John cops an acclaimed career on stage and screen

IT doesn’t take Midsomer’s finest detective to discover that the career of his former sidekick, Dunstable born actor John Hopkins, is currently flying high.

Wednesday, 10th August 2011, 9:00 am

The 37-year-old former Manshead schoolboy, who took up acting to overcome his shyness, is stunning audiences with his portrayal of an alcoholic former flying ace who is involved in a messy love triangle in Terence Rattigan’s The Deep Blue Sea.

It’s a long way from his role as Sergeant Dan Scott who spent two seasons playing alongside John Nettles in the global hit TV series Midsomer Murders.

This week John, whose parents still live in south Dunstable, spoke to Anne Cox about his career, which has taken him to the country’s top drama school, RADA, and seen him lauded by the Royal Shakespeare Company.

He first became interested in the stage when, as a pupil at Priory Middle School, he saw a touring production of Pinter’s The Caretaker.

“There wasn’t an awful lot of theatre in Dunstable in the 1980s when I was growing up. My first experience was at Priory, which was a lovely school. I was blown away by it because I’d never seen anything like it.

“It really was one of those transitional moments. I’d never come across the power and violence that words could have.

“Then I had a very good English teacher at Manshead called Barry Ellis and he was enormously inspiring and we used to read Shakespeare out loud a lot. I discovered I had a facility or connection with it.

“The first Shakespeare I ever got to see live was an A-Level school trip to see John Nettles, bizarrely enough, in Winter’s Tale at The Barbican.

“I got involved in house drama. I wrote, directed and starred in something where I played a rather camp King John in a version of Robin Hood which was my first taste of the smell of the greasepaint and roar of the crowds.

“I was quite a shy kid. I had very bad asthma and bad eyesight so I was terrible at games. It meant I wasn’t very sporty, which was the lingua franca of my school, so I did feel a bit isolated, enough to be stuck in a dream world or always reading. I was the kid with a note from mum sitting on the school bench being excused PE!

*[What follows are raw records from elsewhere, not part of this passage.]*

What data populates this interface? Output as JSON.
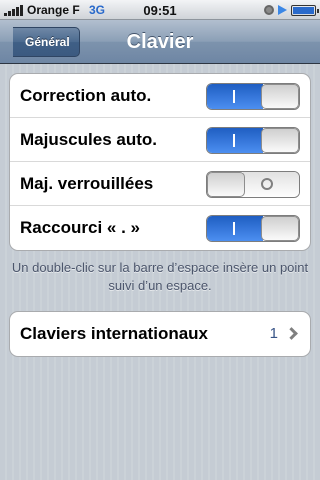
{
  "status_bar": {
    "carrier": "Orange F",
    "network": "3G",
    "time": "09:51",
    "icons": [
      "signal-icon",
      "lock-icon",
      "play-icon",
      "battery-icon"
    ]
  },
  "nav": {
    "back_label": "Général",
    "title": "Clavier"
  },
  "settings": {
    "rows": [
      {
        "label": "Correction auto.",
        "on": true
      },
      {
        "label": "Majuscules auto.",
        "on": true
      },
      {
        "label": "Maj. verrouillées",
        "on": false
      },
      {
        "label": "Raccourci « . »",
        "on": true
      }
    ],
    "footer": "Un double-clic sur la barre d’espace insère un point suivi d’un espace."
  },
  "international": {
    "label": "Claviers internationaux",
    "value": "1"
  },
  "colors": {
    "switch_on": "#2f73d8",
    "nav_bar": "#7d93ad",
    "background": "#c5ccd4",
    "footer_text": "#4c566c",
    "detail_value": "#385487"
  }
}
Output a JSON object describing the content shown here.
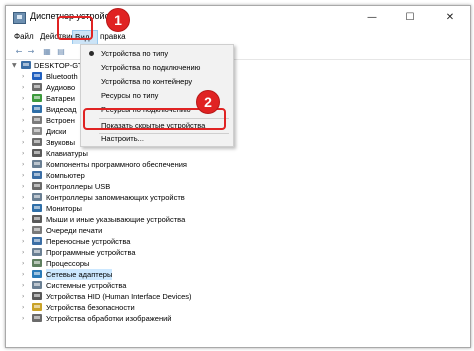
{
  "window": {
    "title": "Диспетчер устройств",
    "controls": {
      "minimize": "—",
      "maximize": "☐",
      "close": "✕"
    }
  },
  "menu": {
    "file": "Файл",
    "action": "Действие",
    "view": "Вид",
    "help_partial": "правка"
  },
  "toolbar": {
    "back": "←",
    "forward": "→",
    "b3": "▦",
    "b4": "▤"
  },
  "tree": {
    "root": "DESKTOP-GTI",
    "items": [
      {
        "label": "Bluetooth",
        "color": "#1f5fbf"
      },
      {
        "label": "Аудиово",
        "color": "#6b6b6b"
      },
      {
        "label": "Батареи",
        "color": "#3d9a3d"
      },
      {
        "label": "Видеоад",
        "color": "#2f6fa8"
      },
      {
        "label": "Встроен",
        "color": "#7a7a7a"
      },
      {
        "label": "Диски",
        "color": "#8a8a8a"
      },
      {
        "label": "Звуковы",
        "color": "#6b6b6b"
      },
      {
        "label": "Клавиатуры",
        "color": "#5a5a5a"
      },
      {
        "label": "Компоненты программного обеспечения",
        "color": "#6a7f93"
      },
      {
        "label": "Компьютер",
        "color": "#3b6ea5"
      },
      {
        "label": "Контроллеры USB",
        "color": "#6b6b6b"
      },
      {
        "label": "Контроллеры запоминающих устройств",
        "color": "#6a7f93"
      },
      {
        "label": "Мониторы",
        "color": "#2f6fa8"
      },
      {
        "label": "Мыши и иные указывающие устройства",
        "color": "#5a5a5a"
      },
      {
        "label": "Очереди печати",
        "color": "#7a7a7a"
      },
      {
        "label": "Переносные устройства",
        "color": "#3b6ea5"
      },
      {
        "label": "Программные устройства",
        "color": "#6a7f93"
      },
      {
        "label": "Процессоры",
        "color": "#5f7f5f"
      },
      {
        "label": "Сетевые адаптеры",
        "color": "#2a7ab8"
      },
      {
        "label": "Системные устройства",
        "color": "#6a7f93"
      },
      {
        "label": "Устройства HID (Human Interface Devices)",
        "color": "#5a5a5a"
      },
      {
        "label": "Устройства безопасности",
        "color": "#c9a227"
      },
      {
        "label": "Устройства обработки изображений",
        "color": "#6b6b6b"
      }
    ]
  },
  "view_menu": {
    "items": [
      "Устройства по типу",
      "Устройства по подключению",
      "Устройства по контейнеру",
      "Ресурсы по типу",
      "Ресурсы по подключению",
      "Показать скрытые устройства",
      "Настроить..."
    ]
  },
  "annotations": {
    "step1": "1",
    "step2": "2"
  },
  "colors": {
    "highlight": "#e02323",
    "menu_selected": "#cce4f7",
    "tree_selected": "#cce8ff"
  }
}
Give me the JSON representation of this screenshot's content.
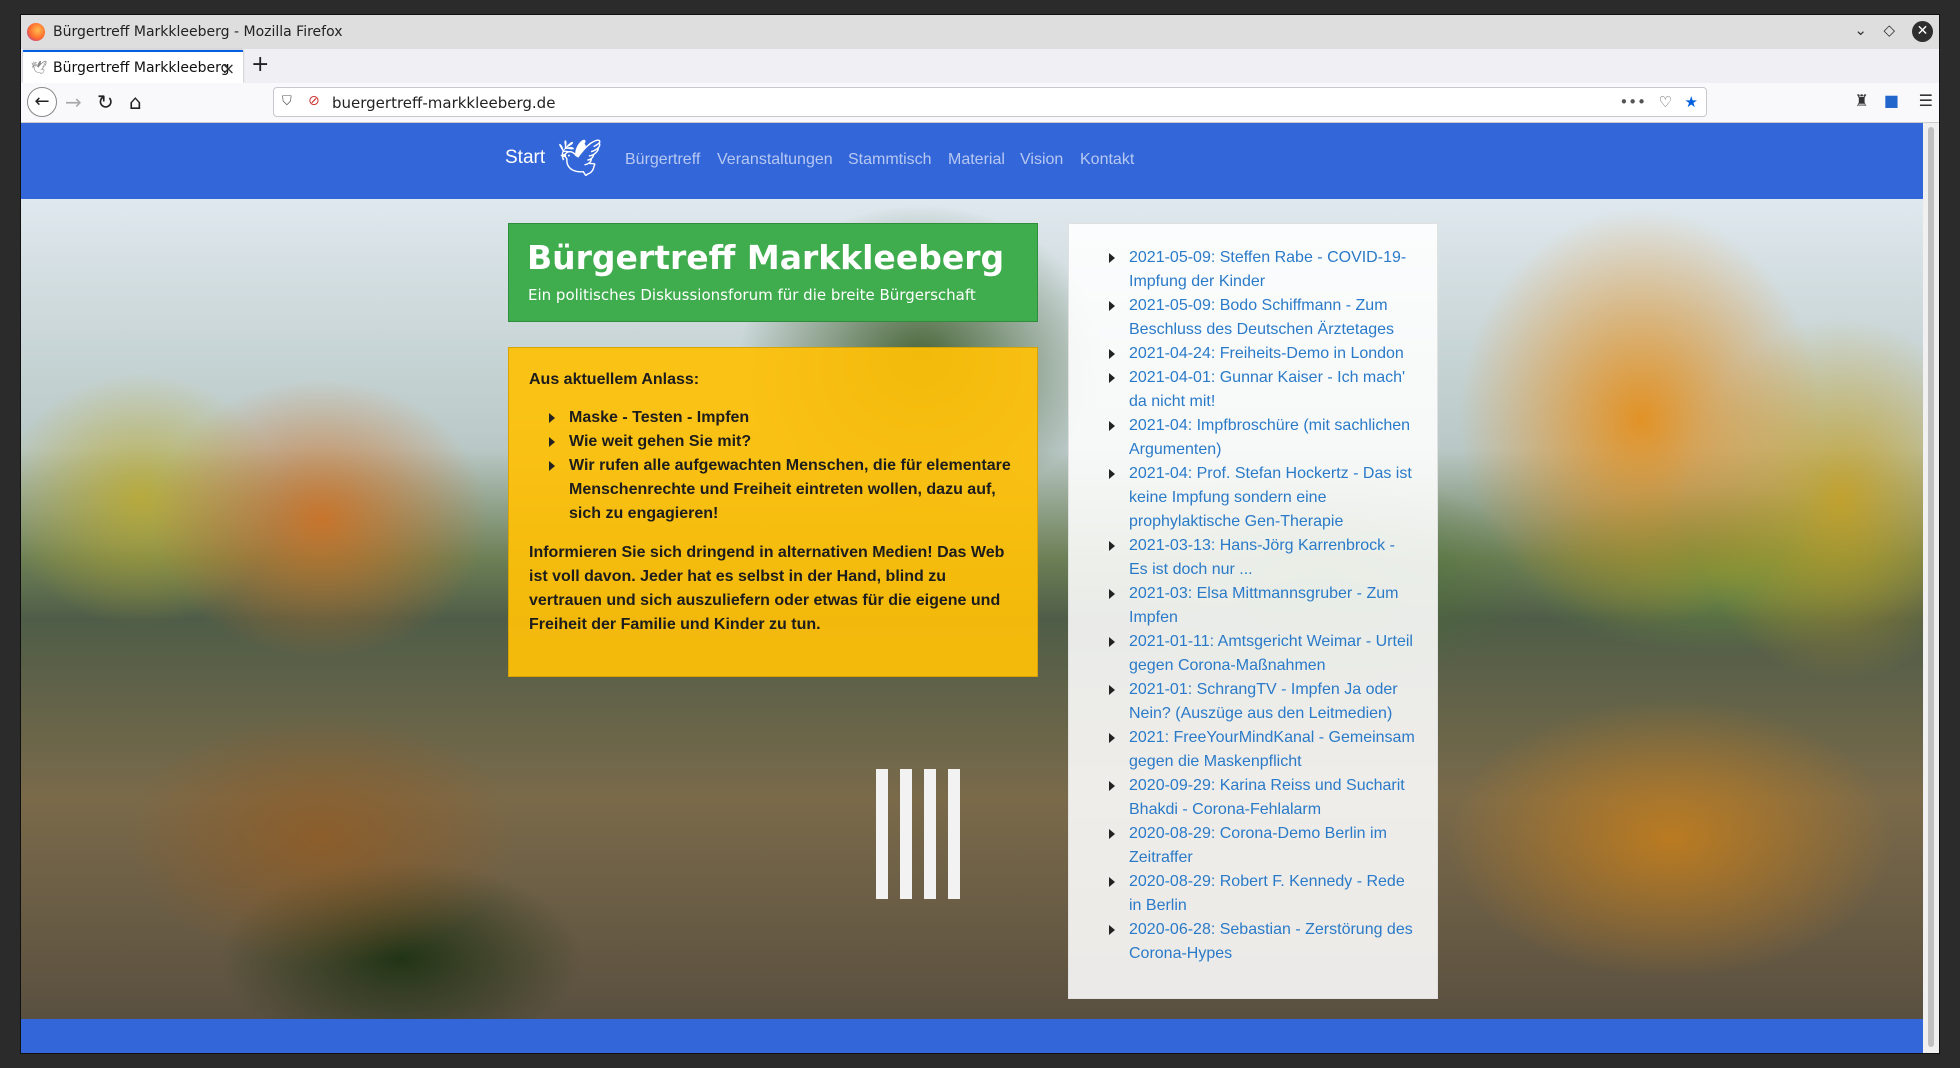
{
  "window": {
    "title": "Bürgertreff Markkleeberg - Mozilla Firefox"
  },
  "tab": {
    "title": "Bürgertreff Markkleeberg"
  },
  "url": "buergertreff-markkleeberg.de",
  "site": {
    "brand": "Start",
    "nav": [
      "Bürgertreff",
      "Veranstaltungen",
      "Stammtisch",
      "Material",
      "Vision",
      "Kontakt"
    ],
    "hero": {
      "title": "Bürgertreff Markkleeberg",
      "subtitle": "Ein politisches Diskussionsforum für die breite Bürgerschaft"
    },
    "notice": {
      "lead": "Aus aktuellem Anlass:",
      "items": [
        "Maske - Testen - Impfen",
        "Wie weit gehen Sie mit?",
        "Wir rufen alle aufgewachten Menschen, die für elementare Menschenrechte und Freiheit eintreten wollen, dazu auf, sich zu engagieren!"
      ],
      "body": "Informieren Sie sich dringend in alternativen Medien! Das Web ist voll davon. Jeder hat es selbst in der Hand, blind zu vertrauen und sich auszuliefern oder etwas für die eigene und Freiheit der Familie und Kinder zu tun."
    },
    "news": [
      "2021-05-09: Steffen Rabe - COVID-19-Impfung der Kinder",
      "2021-05-09: Bodo Schiffmann - Zum Beschluss des Deutschen Ärztetages",
      "2021-04-24: Freiheits-Demo in London",
      "2021-04-01: Gunnar Kaiser - Ich mach' da nicht mit!",
      "2021-04: Impfbroschüre (mit sachlichen Argumenten)",
      "2021-04: Prof. Stefan Hockertz - Das ist keine Impfung sondern eine prophylaktische Gen-Therapie",
      "2021-03-13: Hans-Jörg Karrenbrock - Es ist doch nur ...",
      "2021-03: Elsa Mittmannsgruber - Zum Impfen",
      "2021-01-11: Amtsgericht Weimar - Urteil gegen Corona-Maßnahmen",
      "2021-01: SchrangTV - Impfen Ja oder Nein? (Auszüge aus den Leitmedien)",
      "2021: FreeYourMindKanal - Gemeinsam gegen die Maskenpflicht",
      "2020-09-29: Karina Reiss und Sucharit Bhakdi - Corona-Fehlalarm",
      "2020-08-29: Corona-Demo Berlin im Zeitraffer",
      "2020-08-29: Robert F. Kennedy - Rede in Berlin",
      "2020-06-28: Sebastian - Zerstörung des Corona-Hypes"
    ]
  }
}
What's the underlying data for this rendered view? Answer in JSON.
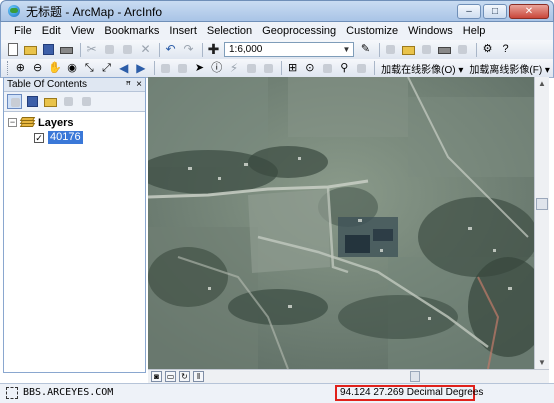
{
  "window": {
    "title": "无标题 - ArcMap - ArcInfo",
    "minimize_glyph": "–",
    "maximize_glyph": "□",
    "close_glyph": "✕"
  },
  "menu": {
    "items": [
      "File",
      "Edit",
      "View",
      "Bookmarks",
      "Insert",
      "Selection",
      "Geoprocessing",
      "Customize",
      "Windows",
      "Help"
    ]
  },
  "toolbar": {
    "scale_value": "1:6,000",
    "online_imagery_label": "加载在线影像(O) ▾",
    "offline_imagery_label": "加载离线影像(F) ▾"
  },
  "toc": {
    "title": "Table Of Contents",
    "pin_glyph": "ꟸ",
    "close_glyph": "×",
    "root_label": "Layers",
    "layer_name": "40176",
    "layer_checked": true
  },
  "status": {
    "watermark": "BBS.ARCEYES.COM",
    "coordinates": "94.124  27.269 Decimal Degrees"
  },
  "colors": {
    "highlight_border": "#e0211b",
    "selected_layer": "#3a78d8"
  }
}
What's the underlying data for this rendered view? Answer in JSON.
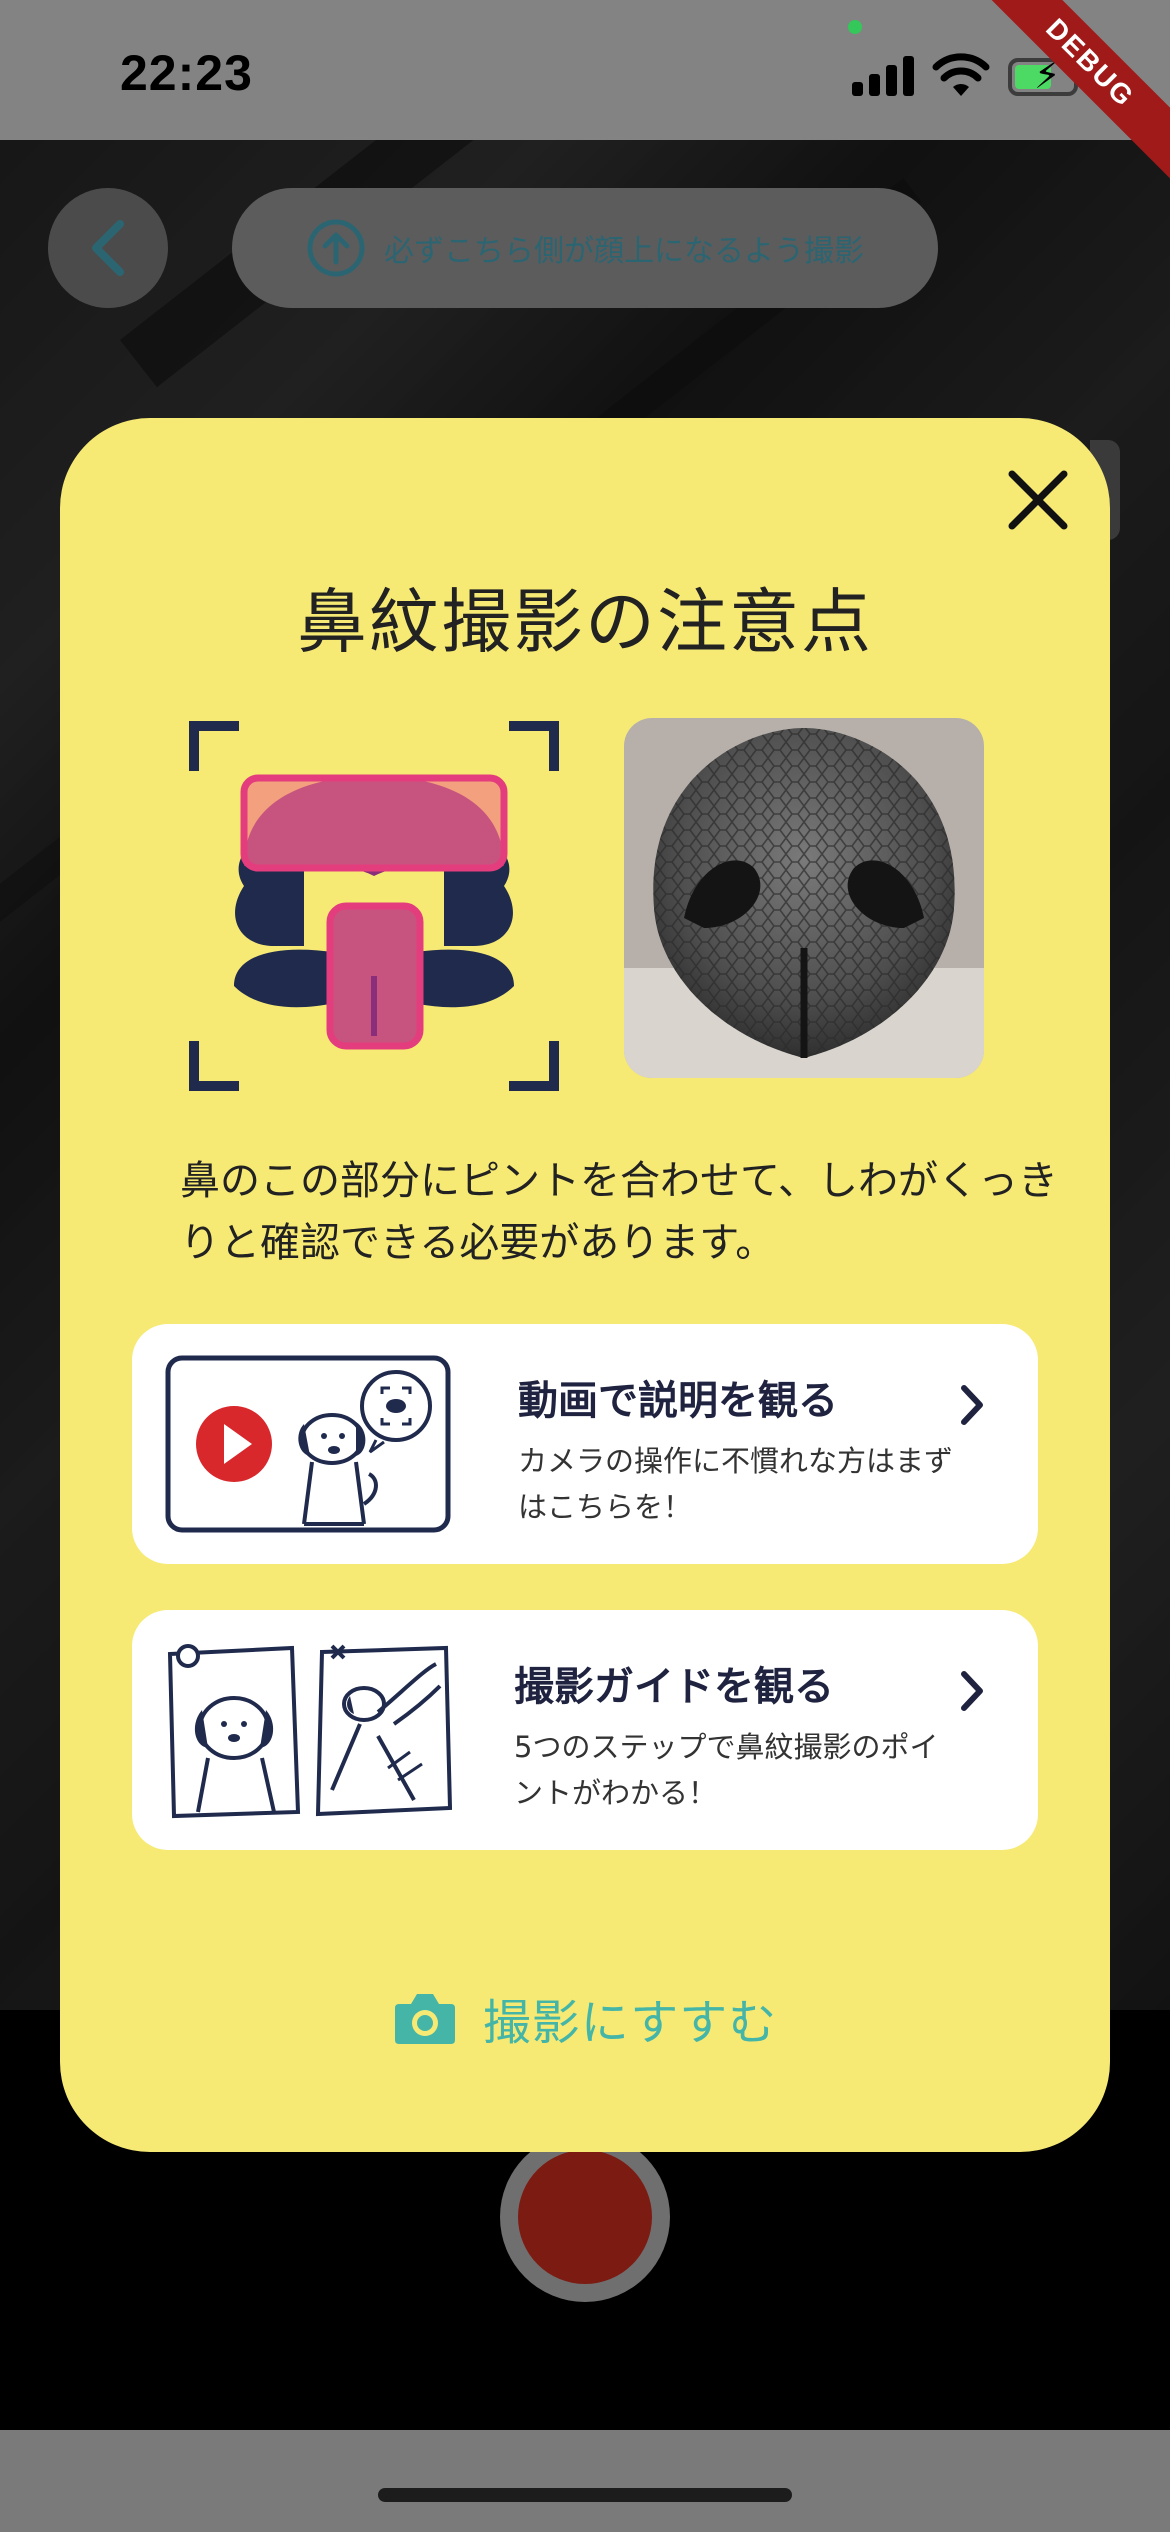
{
  "status_bar": {
    "time": "22:23",
    "debug_label": "DEBUG"
  },
  "camera": {
    "orientation_hint": "必ずこちら側が顔上になるよう撮影"
  },
  "modal": {
    "title": "鼻紋撮影の注意点",
    "description": "鼻のこの部分にピントを合わせて、しわがくっきりと確認できる必要があります。",
    "cards": [
      {
        "title": "動画で説明を観る",
        "subtitle": "カメラの操作に不慣れな方はまずはこちらを！"
      },
      {
        "title": "撮影ガイドを観る",
        "subtitle": "5つのステップで鼻紋撮影のポイントがわかる！"
      }
    ],
    "proceed_label": "撮影にすすむ"
  },
  "colors": {
    "modal_bg": "#f6ea75",
    "accent_teal": "#45b5a8",
    "diagram_navy": "#1f2a4d",
    "highlight_pink": "#e43d7d",
    "play_red": "#d8282c"
  },
  "icons": [
    "back-chevron-icon",
    "arrow-up-circle-icon",
    "close-icon",
    "chevron-right-icon",
    "camera-icon",
    "play-icon",
    "signal-icon",
    "wifi-icon",
    "battery-icon"
  ]
}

“I didn’t do GCSE drama. I was quite shy and diffident. I wasn’t really much of a show-off.

“The shyness reached its zenith when I got to university. I went to Leeds which was full of breath-takingly confident, polished, assured public school kids who had just arrived like me but seemed as though they had been rehearsing for adulthood for the last ten years.

“I became even shyer and more into my shell. In the end, I thought I’ve got to do something about this because it was crippling so I started auditioning for plays and got into them. It was almost like aversion therapy.”

After three years John came out with an English degree and a desire to study drama at RADA. After winning the backing from his parents he took a gap year and a string of low paid jobs to earn some money and prove to his parents that he was serious about his career ambitions.

“Towards the end of university I had to sit my parents down and have the conversation with them about wanting to go to drama school which would be another three years for which I would require financial assistance.

“I’m immensely grateful to them for their support.”

After RADA John was snapped up by the RSC and other major production companies, appearing in, among others Antony and Cleopatra, The Tempest, Much Ado About Nothing, Julius Caesar, Who’s Afraid of Virginia Woolf, and The 39 Steps.

He made his TV debut in MM, before taking the advice of his lead, to experience life in a major television series, then move on.

“I’m the George Lazenby of side-kicks! I was talking to John late one night and he said that if I had ambitions beyond Midsomer you should leave after two or three years. And he was right.

“When I was in Midsomer there was a certain recognition but I had friends in really cool television shows like The Office. They’d go to bars in Soho and be mobbed by beautiful women. I’d go to a country pub on a Sunday and be accosted by elderly grannies!”

He’s since appeared in all the usual suspects – The Bill, Spooks, Casualty, Merlin – and is now receiving widespread critical acclaim in The Deep Blue Sea and Rattigan’s Nijinsky at Chichester Festival Theatre throughout the summer.

In DBS John stars as Freddie Page, a decorated WWII flying ace, now grounded and ensnared in a toxic and very physical relationship with a judge’s wife. Both are walking an emotional tightrope. It’s a powerful and, at times, a shocking performance.

“The Deep Blue Sea is an incredible piece. Freddie finds himself in a relationship with an emotional vampire, someone taking far more than he can give. He’s in agony. His best years are behind him, getting old in a world that no longer values his skills. He realizes, against his will, he’s destroyed another woman’s heart.”

This autumn, new American manager in tow, he hopes to go off to the USA to try his hand at the pilot season where new shows are cast and tested. A former flat-mate, Jesse Spencer, took a chance and ended up a resident in the award-winning House.

“I may go but I do love theatre and I get great parts,” he said.

The Deep Blue Sea and Rattigan’s Nijinsky runs in rep until September 3. For tickets call the box office 01243 781312.

ANNE COX